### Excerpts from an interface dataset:

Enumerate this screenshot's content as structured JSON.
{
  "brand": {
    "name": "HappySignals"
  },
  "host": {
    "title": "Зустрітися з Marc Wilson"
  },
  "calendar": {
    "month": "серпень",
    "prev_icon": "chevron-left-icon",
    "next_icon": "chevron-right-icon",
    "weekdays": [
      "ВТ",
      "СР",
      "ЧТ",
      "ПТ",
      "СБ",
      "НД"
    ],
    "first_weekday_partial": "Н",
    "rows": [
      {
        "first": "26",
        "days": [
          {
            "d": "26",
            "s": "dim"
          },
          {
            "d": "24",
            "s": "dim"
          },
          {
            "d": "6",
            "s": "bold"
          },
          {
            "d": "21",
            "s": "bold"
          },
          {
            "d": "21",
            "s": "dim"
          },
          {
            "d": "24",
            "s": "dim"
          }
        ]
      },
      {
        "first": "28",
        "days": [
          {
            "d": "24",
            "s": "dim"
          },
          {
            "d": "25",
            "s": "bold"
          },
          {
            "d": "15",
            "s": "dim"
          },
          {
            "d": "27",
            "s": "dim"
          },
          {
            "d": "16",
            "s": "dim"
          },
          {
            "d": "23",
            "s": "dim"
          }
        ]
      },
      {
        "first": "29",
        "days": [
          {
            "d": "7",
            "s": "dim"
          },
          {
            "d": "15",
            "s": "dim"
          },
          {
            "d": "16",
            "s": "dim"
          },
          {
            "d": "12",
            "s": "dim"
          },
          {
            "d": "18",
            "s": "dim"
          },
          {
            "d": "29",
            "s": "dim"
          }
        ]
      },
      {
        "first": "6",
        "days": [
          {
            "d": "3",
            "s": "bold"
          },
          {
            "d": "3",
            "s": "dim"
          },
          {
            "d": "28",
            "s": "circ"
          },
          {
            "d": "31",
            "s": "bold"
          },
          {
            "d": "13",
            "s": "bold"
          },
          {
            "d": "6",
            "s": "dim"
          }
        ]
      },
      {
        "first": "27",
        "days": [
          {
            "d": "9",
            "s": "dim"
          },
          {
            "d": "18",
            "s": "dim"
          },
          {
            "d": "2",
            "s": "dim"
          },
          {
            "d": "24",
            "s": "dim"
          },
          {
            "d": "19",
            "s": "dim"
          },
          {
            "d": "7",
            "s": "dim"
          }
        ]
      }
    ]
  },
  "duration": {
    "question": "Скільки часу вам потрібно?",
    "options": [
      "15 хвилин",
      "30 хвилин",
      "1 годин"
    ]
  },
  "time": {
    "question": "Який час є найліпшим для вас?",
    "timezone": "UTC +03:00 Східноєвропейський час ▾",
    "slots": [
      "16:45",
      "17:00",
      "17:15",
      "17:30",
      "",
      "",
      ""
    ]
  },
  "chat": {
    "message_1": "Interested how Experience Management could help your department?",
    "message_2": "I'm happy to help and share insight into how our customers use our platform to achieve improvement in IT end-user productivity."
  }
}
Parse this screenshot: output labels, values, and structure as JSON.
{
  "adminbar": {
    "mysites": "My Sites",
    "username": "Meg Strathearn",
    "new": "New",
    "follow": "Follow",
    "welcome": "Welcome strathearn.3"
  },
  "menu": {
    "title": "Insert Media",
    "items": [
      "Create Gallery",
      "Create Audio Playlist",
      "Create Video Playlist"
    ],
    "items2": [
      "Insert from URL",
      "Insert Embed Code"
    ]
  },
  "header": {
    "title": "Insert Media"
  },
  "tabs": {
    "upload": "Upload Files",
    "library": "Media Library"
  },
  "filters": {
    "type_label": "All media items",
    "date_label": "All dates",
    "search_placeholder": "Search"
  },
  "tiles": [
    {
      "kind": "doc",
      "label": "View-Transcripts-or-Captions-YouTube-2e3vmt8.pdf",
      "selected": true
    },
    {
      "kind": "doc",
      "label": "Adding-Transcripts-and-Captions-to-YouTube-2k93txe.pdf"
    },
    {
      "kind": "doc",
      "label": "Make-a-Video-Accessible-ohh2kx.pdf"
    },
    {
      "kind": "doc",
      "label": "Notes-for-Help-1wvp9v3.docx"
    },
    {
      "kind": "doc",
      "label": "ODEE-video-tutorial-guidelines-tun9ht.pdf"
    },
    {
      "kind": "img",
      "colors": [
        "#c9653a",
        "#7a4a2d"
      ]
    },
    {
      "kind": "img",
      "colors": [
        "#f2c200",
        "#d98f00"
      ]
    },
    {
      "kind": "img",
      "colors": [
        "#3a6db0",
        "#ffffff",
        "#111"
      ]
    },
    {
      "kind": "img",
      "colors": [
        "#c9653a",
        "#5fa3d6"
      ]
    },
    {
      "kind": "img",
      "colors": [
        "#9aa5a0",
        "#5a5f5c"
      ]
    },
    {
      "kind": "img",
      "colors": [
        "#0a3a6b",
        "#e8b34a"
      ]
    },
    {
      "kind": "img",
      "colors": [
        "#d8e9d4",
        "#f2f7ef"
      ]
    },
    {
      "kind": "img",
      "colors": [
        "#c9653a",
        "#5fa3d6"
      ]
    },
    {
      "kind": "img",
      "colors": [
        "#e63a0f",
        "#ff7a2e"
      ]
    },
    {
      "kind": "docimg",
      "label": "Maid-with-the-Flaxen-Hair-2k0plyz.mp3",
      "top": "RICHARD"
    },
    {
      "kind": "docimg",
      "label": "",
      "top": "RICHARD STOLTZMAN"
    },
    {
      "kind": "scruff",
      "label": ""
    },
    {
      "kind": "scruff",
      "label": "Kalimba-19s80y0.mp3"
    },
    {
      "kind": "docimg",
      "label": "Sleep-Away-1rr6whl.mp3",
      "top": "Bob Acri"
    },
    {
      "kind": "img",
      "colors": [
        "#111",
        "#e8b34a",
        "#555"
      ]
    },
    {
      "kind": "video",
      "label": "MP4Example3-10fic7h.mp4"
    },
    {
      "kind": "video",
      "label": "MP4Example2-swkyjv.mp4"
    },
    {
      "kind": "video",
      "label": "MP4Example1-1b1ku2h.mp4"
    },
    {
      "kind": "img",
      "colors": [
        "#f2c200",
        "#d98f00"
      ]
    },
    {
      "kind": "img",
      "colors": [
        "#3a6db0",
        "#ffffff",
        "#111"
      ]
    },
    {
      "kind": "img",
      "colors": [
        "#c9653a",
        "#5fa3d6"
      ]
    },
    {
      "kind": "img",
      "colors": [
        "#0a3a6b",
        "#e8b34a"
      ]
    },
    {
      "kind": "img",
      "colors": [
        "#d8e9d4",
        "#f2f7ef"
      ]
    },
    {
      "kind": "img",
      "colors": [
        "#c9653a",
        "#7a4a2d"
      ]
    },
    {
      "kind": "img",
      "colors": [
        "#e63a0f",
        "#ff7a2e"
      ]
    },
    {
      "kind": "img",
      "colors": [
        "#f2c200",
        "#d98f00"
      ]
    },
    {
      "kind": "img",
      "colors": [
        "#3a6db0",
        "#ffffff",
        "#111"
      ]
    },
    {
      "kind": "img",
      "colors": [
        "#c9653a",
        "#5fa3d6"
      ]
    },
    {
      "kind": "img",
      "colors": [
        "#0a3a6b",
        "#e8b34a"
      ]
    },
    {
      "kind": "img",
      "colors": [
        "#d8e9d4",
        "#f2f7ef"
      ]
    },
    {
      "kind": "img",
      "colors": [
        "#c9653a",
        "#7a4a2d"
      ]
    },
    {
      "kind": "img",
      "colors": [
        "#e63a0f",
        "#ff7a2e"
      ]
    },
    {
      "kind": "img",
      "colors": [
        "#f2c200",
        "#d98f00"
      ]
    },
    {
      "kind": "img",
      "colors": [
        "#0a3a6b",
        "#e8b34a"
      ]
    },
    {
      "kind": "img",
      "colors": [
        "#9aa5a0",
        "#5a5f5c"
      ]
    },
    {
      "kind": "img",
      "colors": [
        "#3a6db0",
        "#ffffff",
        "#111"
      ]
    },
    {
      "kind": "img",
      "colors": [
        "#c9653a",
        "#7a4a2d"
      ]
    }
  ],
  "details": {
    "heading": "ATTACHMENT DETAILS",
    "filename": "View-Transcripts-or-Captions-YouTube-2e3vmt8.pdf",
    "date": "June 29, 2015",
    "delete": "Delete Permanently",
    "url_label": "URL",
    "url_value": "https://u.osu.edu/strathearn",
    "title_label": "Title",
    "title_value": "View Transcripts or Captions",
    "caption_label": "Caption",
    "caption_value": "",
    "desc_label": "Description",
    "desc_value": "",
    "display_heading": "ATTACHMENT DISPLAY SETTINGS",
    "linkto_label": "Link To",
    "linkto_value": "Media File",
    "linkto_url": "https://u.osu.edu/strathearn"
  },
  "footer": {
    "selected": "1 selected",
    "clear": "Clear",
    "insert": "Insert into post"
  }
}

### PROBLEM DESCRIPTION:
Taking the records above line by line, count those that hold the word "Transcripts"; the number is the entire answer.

### YOUR SOLUTION:
4